* Assigned task *
Search through the entries for the word "dots" and copy every line that has it.

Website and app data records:

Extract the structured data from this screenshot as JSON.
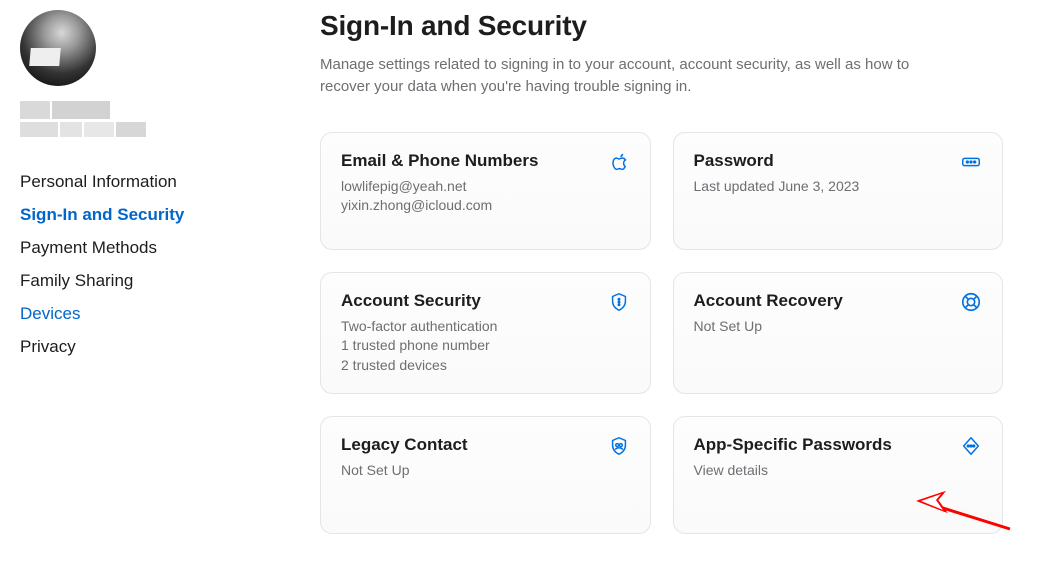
{
  "sidebar": {
    "items": [
      {
        "label": "Personal Information",
        "state": "default"
      },
      {
        "label": "Sign-In and Security",
        "state": "active"
      },
      {
        "label": "Payment Methods",
        "state": "default"
      },
      {
        "label": "Family Sharing",
        "state": "default"
      },
      {
        "label": "Devices",
        "state": "link"
      },
      {
        "label": "Privacy",
        "state": "default"
      }
    ]
  },
  "header": {
    "title": "Sign-In and Security",
    "description": "Manage settings related to signing in to your account, account security, as well as how to recover your data when you're having trouble signing in."
  },
  "cards": {
    "email_phone": {
      "title": "Email & Phone Numbers",
      "line1": "lowlifepig@yeah.net",
      "line2": "yixin.zhong@icloud.com",
      "icon": "apple-icon"
    },
    "password": {
      "title": "Password",
      "line1": "Last updated June 3, 2023",
      "icon": "password-dots-icon"
    },
    "account_security": {
      "title": "Account Security",
      "line1": "Two-factor authentication",
      "line2": "1 trusted phone number",
      "line3": "2 trusted devices",
      "icon": "shield-dots-icon"
    },
    "account_recovery": {
      "title": "Account Recovery",
      "line1": "Not Set Up",
      "icon": "lifebuoy-icon"
    },
    "legacy_contact": {
      "title": "Legacy Contact",
      "line1": "Not Set Up",
      "icon": "shield-people-icon"
    },
    "app_specific": {
      "title": "App-Specific Passwords",
      "line1": "View details",
      "icon": "diamond-dots-icon"
    }
  },
  "colors": {
    "accent": "#0071e3",
    "text_secondary": "#6e6e73",
    "annotation": "#ff0000"
  }
}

* Result for this task *
      "icon": "password-dots-icon"
      "icon": "shield-dots-icon"
      "icon": "diamond-dots-icon"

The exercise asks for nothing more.